Associations of LDL size with in vitro oxidizability and plasma levels of in vivo oxidized LDL in Type 2 diabetic patients


Correspondence to: Peter G. Scheffer, Department of Clinical Chemistry, VU University Medical Centre, De Boelelaan 1117, PO Box 7057, 1007 MB Amsterdam, the Netherlands. E-mail:


Aims Oxidative modification of low-density lipoprotein (LDL) is believed to be a key step in the genesis of atherosclerotic lesions. The presence of small, dense LDL is associated with accelerated atherosclerosis and is common in diabetic patients. The aim of this study was to investigate the relationship of in vitro LDL oxidizability and circulating in vivo oxidized LDL with LDL particle size in Type 2 diabetic patients and healthy control subjects.

Subjects and methods The study group consisted of 58 elderly well controlled Type 2 diabetic patients and 58 control subjects with normal glucose metabolism. LDL particle size was measured by high-performance gel-filtration chromatography.

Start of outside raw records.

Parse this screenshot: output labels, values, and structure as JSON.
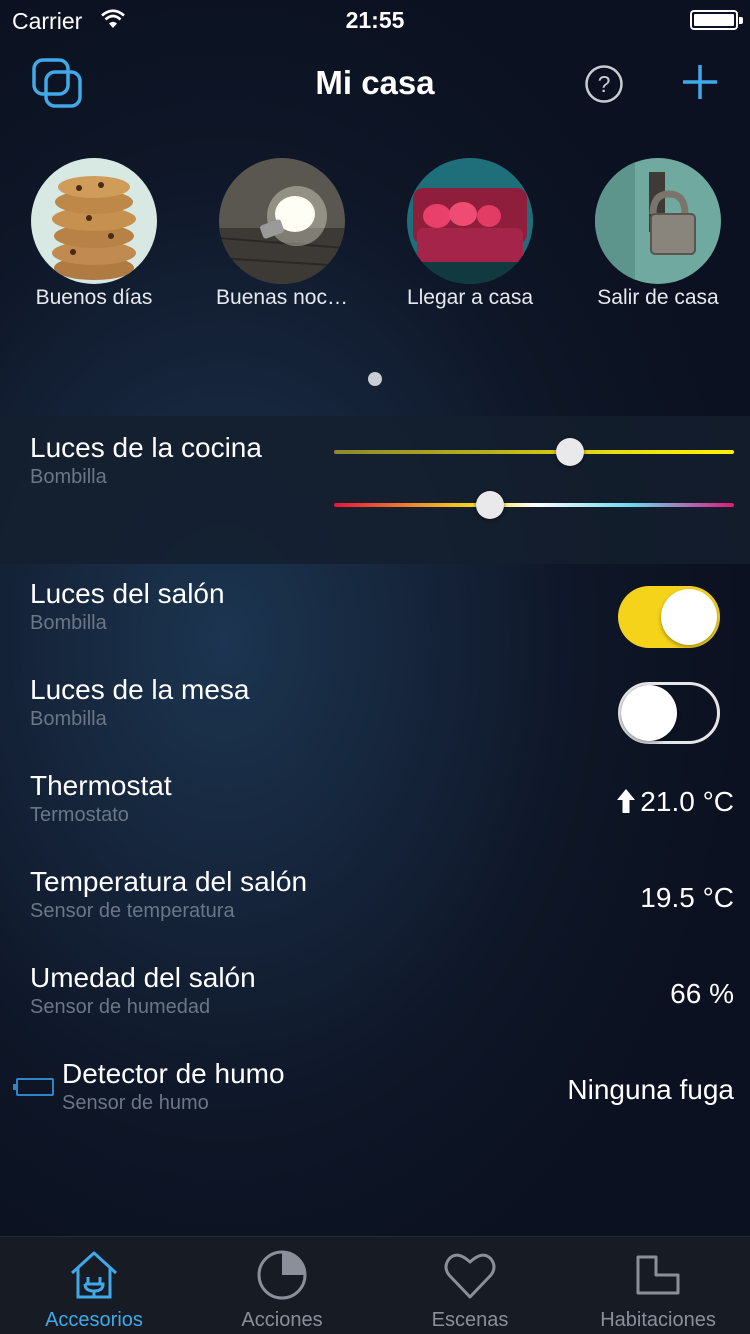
{
  "status_bar": {
    "carrier": "Carrier",
    "time": "21:55"
  },
  "nav": {
    "title": "Mi casa",
    "help_icon": "question-circle-icon",
    "add_icon": "plus-icon",
    "home_switch_icon": "stacked-squares-icon"
  },
  "scenes": [
    {
      "label": "Buenos días",
      "image": "cookies"
    },
    {
      "label": "Buenas noc…",
      "image": "lightbulb"
    },
    {
      "label": "Llegar a casa",
      "image": "red-sofa"
    },
    {
      "label": "Salir de casa",
      "image": "padlock"
    }
  ],
  "scenes_page": {
    "current": 1,
    "total": 1
  },
  "accessories": [
    {
      "name": "Luces de la cocina",
      "type": "Bombilla",
      "brightness": 0.59,
      "hue": 0.39
    },
    {
      "name": "Luces del salón",
      "type": "Bombilla",
      "on": true
    },
    {
      "name": "Luces de la mesa",
      "type": "Bombilla",
      "on": false
    },
    {
      "name": "Thermostat",
      "type": "Termostato",
      "value": "21.0 °C",
      "trend_icon": "arrow-up-icon"
    },
    {
      "name": "Temperatura del salón",
      "type": "Sensor de temperatura",
      "value": "19.5 °C"
    },
    {
      "name": "Umedad del salón",
      "type": "Sensor de humedad",
      "value": "66 %"
    },
    {
      "name": "Detector de humo",
      "type": "Sensor de humo",
      "value": "Ninguna fuga",
      "status_icon": "low-battery-icon"
    }
  ],
  "tabs": [
    {
      "label": "Accesorios",
      "icon": "house-plug-icon",
      "active": true
    },
    {
      "label": "Acciones",
      "icon": "pie-clock-icon",
      "active": false
    },
    {
      "label": "Escenas",
      "icon": "heart-icon",
      "active": false
    },
    {
      "label": "Habitaciones",
      "icon": "room-icon",
      "active": false
    }
  ],
  "colors": {
    "accent": "#3fa9e9",
    "toggle_on": "#f6d31b",
    "background": "#101a2b"
  }
}
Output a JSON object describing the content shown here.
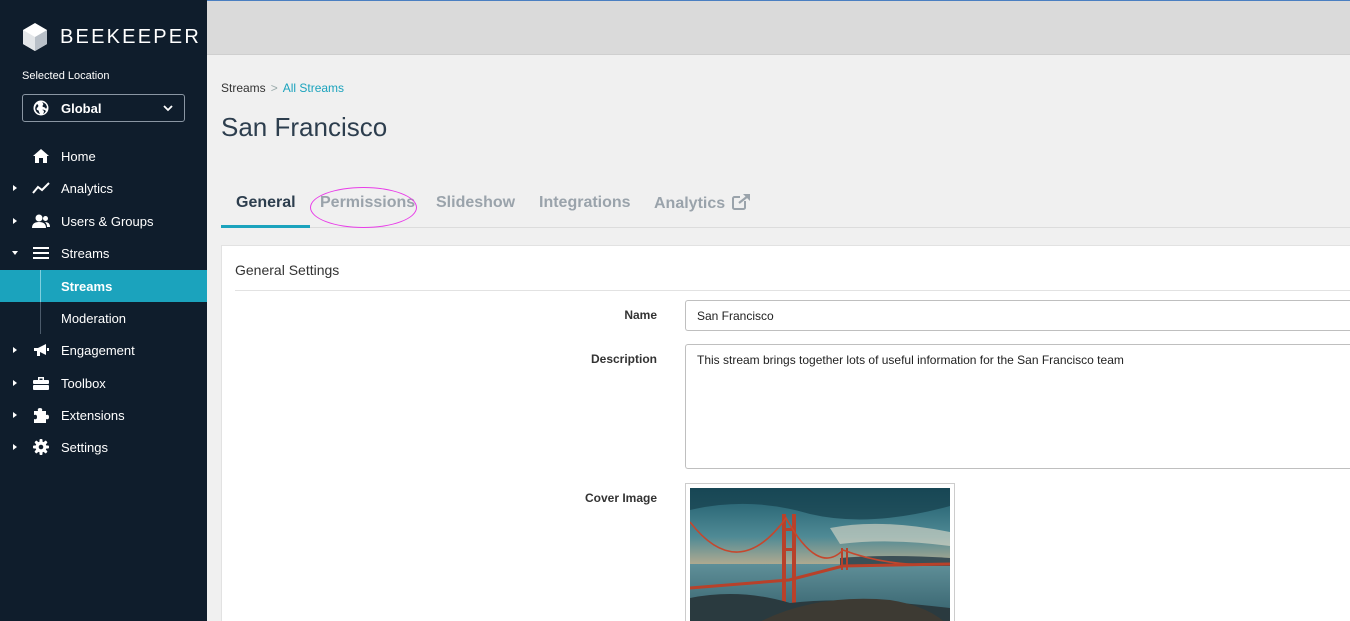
{
  "brand": {
    "name": "BEEKEEPER"
  },
  "location": {
    "label": "Selected Location",
    "value": "Global"
  },
  "nav": {
    "items": [
      {
        "label": "Home",
        "icon": "home-icon"
      },
      {
        "label": "Analytics",
        "icon": "trend-icon"
      },
      {
        "label": "Users & Groups",
        "icon": "users-icon"
      },
      {
        "label": "Streams",
        "icon": "menu-lines-icon"
      },
      {
        "label": "Engagement",
        "icon": "megaphone-icon"
      },
      {
        "label": "Toolbox",
        "icon": "toolbox-icon"
      },
      {
        "label": "Extensions",
        "icon": "puzzle-icon"
      },
      {
        "label": "Settings",
        "icon": "gear-icon"
      }
    ],
    "streams_sub": [
      {
        "label": "Streams",
        "active": true
      },
      {
        "label": "Moderation",
        "active": false
      }
    ]
  },
  "breadcrumb": {
    "root": "Streams",
    "separator": ">",
    "current": "All Streams"
  },
  "page": {
    "title": "San Francisco"
  },
  "tabs": [
    {
      "label": "General",
      "active": true
    },
    {
      "label": "Permissions",
      "highlighted": true
    },
    {
      "label": "Slideshow"
    },
    {
      "label": "Integrations"
    },
    {
      "label": "Analytics",
      "icon": "external-link-icon"
    }
  ],
  "general": {
    "section_title": "General Settings",
    "name_label": "Name",
    "name_value": "San Francisco",
    "description_label": "Description",
    "description_value": "This stream brings together lots of useful information for the San Francisco team",
    "cover_label": "Cover Image",
    "cover_image": "golden-gate-bridge-photo"
  },
  "colors": {
    "sidebar_bg": "#0f1d2c",
    "accent": "#1ba3bd",
    "highlight_ellipse": "#e83ee8"
  }
}
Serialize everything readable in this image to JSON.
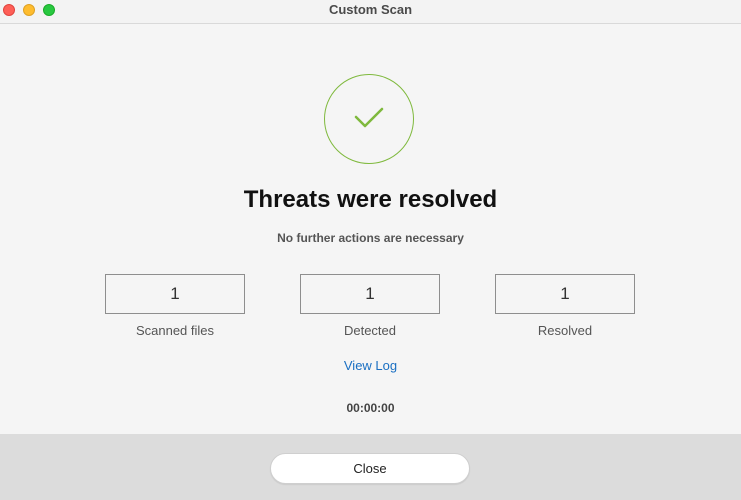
{
  "window": {
    "title": "Custom Scan"
  },
  "status": {
    "icon": "checkmark-icon",
    "color": "#7fb93d",
    "heading": "Threats were resolved",
    "subheading": "No further actions are necessary"
  },
  "stats": [
    {
      "value": "1",
      "label": "Scanned files"
    },
    {
      "value": "1",
      "label": "Detected"
    },
    {
      "value": "1",
      "label": "Resolved"
    }
  ],
  "links": {
    "view_log": "View Log"
  },
  "timer": "00:00:00",
  "footer": {
    "close_label": "Close"
  },
  "colors": {
    "link": "#1a6fc2",
    "success": "#7fb93d"
  }
}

In vitro oxidizability of LDL was measured by monitoring conjugated diene formation and plasma levels of circulating oxidized LDL were determined by ELISA.

ResultsIn vitro susceptibility of LDL to oxidation was not related to plasma levels of in vivo oxidized LDL, nor to LDL particle size. In the diabetic patients, but not in the control group, an inverse relation between LDL size and in vivo oxidized LDL was observed (r = −0.35, P = 0.007). This relation was strengthened after controlling for LDL-cholesterol concentration (r = −0.52, P < 0.001).

Conclusions In agreement with the view that small, dense LDL accelerates atherosclerosis, an inverse relationship was observed between LDL size and circulating in vivo oxidized LDL in Type 2 diabetic patients. Our results also suggest that in vitro susceptibility to oxidation is not a suitable surrogate measure for in vivo LDL oxidation.

Diabet. Med. 20, 563–567 (2003)